_The task_
Among the records, which lines include "index"? List them.

[[ Excerpted records, beginning ]]

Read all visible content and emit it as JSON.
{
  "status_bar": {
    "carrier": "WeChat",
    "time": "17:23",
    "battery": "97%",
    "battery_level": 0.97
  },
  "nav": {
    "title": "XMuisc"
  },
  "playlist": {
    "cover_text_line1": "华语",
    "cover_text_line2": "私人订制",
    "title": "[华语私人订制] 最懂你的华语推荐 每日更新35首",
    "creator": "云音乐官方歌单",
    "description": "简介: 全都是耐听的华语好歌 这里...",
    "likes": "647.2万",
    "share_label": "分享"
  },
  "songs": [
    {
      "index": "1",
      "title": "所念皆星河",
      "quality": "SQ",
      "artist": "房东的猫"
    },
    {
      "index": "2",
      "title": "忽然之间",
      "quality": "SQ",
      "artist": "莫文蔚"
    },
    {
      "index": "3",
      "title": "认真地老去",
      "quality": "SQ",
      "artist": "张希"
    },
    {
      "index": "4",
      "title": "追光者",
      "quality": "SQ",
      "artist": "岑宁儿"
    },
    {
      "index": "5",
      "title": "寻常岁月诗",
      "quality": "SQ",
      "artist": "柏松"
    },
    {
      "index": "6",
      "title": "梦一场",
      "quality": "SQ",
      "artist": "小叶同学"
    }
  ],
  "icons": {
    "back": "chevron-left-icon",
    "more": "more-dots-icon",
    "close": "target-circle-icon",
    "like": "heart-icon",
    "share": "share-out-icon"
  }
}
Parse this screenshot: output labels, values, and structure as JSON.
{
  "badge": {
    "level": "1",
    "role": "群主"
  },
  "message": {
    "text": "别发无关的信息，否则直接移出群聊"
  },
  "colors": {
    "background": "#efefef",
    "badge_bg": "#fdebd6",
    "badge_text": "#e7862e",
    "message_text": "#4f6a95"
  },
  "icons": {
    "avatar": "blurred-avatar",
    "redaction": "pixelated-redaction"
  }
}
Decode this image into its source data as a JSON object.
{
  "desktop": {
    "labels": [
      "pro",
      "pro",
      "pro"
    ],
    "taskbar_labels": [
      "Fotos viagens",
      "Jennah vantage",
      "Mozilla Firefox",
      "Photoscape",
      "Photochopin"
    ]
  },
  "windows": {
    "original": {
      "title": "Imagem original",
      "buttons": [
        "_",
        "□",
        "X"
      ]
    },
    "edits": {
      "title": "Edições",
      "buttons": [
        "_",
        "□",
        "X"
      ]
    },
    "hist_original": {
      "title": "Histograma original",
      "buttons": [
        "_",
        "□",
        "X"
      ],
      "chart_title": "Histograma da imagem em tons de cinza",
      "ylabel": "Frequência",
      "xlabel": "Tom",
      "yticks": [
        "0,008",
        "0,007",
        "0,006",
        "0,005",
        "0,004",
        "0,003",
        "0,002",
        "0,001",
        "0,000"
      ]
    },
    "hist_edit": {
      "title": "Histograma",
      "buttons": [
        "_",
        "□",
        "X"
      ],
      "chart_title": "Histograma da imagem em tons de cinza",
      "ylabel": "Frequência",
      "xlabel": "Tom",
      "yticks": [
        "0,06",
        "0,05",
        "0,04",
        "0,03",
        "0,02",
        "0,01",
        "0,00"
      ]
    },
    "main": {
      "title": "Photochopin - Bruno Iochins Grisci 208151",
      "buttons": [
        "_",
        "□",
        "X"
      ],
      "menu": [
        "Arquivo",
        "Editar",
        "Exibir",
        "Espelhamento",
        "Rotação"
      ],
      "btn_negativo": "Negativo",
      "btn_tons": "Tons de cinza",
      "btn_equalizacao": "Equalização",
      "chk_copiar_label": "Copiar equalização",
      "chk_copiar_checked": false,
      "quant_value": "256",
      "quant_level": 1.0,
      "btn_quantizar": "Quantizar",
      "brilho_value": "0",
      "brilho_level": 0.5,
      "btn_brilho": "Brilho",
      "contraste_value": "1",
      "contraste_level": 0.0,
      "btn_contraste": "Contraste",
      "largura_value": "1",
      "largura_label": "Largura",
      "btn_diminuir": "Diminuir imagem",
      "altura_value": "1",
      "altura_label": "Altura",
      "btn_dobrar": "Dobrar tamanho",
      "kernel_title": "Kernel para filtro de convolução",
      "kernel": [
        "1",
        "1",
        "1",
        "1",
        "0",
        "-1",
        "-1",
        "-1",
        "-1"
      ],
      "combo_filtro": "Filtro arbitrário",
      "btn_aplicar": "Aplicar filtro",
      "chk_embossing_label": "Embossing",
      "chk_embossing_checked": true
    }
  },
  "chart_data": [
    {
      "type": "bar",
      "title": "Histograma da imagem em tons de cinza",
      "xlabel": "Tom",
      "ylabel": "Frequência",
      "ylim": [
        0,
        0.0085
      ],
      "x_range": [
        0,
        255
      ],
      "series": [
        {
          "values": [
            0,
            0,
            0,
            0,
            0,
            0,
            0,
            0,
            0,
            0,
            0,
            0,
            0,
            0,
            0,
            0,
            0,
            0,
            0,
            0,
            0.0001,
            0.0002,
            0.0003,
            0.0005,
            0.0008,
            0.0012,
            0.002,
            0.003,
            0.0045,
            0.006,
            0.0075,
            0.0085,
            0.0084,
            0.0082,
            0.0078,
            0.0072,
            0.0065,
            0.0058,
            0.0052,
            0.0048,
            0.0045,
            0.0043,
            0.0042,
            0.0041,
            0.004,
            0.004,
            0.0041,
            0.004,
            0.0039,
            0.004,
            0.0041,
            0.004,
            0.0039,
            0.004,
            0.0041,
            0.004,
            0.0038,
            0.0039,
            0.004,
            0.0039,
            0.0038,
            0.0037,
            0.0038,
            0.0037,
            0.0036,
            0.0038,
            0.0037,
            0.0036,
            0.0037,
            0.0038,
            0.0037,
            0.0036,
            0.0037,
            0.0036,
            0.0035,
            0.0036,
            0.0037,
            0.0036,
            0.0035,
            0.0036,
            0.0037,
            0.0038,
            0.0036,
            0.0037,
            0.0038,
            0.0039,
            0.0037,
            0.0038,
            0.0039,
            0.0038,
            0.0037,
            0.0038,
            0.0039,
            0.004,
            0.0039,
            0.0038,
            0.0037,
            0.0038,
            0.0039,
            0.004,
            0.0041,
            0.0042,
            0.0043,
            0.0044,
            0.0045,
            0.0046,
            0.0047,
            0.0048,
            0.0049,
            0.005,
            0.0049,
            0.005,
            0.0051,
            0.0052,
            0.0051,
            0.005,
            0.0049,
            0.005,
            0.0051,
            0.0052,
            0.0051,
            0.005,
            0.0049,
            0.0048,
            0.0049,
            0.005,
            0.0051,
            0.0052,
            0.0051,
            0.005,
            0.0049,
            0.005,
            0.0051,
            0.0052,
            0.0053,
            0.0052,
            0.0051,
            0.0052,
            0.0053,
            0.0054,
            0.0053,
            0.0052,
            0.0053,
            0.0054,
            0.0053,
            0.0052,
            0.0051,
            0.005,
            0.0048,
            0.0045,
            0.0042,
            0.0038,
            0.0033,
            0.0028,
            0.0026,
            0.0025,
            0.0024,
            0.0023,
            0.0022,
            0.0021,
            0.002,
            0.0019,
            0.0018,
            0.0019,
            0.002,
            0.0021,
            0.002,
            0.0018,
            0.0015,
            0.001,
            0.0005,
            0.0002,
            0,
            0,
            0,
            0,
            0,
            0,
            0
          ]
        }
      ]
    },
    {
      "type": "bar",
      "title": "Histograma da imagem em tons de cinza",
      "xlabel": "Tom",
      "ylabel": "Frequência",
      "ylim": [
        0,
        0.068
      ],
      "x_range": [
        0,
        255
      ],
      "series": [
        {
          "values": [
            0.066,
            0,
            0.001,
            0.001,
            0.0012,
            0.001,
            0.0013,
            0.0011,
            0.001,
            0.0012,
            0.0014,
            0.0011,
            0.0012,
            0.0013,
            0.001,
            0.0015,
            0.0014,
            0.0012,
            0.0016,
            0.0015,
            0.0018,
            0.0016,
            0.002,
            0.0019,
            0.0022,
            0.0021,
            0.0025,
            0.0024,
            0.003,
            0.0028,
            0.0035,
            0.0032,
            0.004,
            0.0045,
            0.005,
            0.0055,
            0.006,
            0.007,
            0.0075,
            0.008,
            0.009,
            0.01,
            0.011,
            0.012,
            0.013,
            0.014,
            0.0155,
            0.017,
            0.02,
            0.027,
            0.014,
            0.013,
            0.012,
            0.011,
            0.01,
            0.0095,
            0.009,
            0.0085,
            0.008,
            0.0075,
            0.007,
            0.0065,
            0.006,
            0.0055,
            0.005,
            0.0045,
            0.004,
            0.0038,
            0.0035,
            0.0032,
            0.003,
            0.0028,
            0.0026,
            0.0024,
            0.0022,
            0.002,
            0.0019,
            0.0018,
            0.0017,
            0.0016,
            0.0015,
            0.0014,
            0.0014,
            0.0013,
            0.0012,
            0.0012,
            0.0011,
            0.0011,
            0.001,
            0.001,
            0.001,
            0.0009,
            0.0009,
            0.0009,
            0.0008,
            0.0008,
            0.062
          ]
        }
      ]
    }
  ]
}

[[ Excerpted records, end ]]

_Response box_
      "index": "1",
      "index": "2",
      "index": "3",
      "index": "4",
      "index": "5",
      "index": "6",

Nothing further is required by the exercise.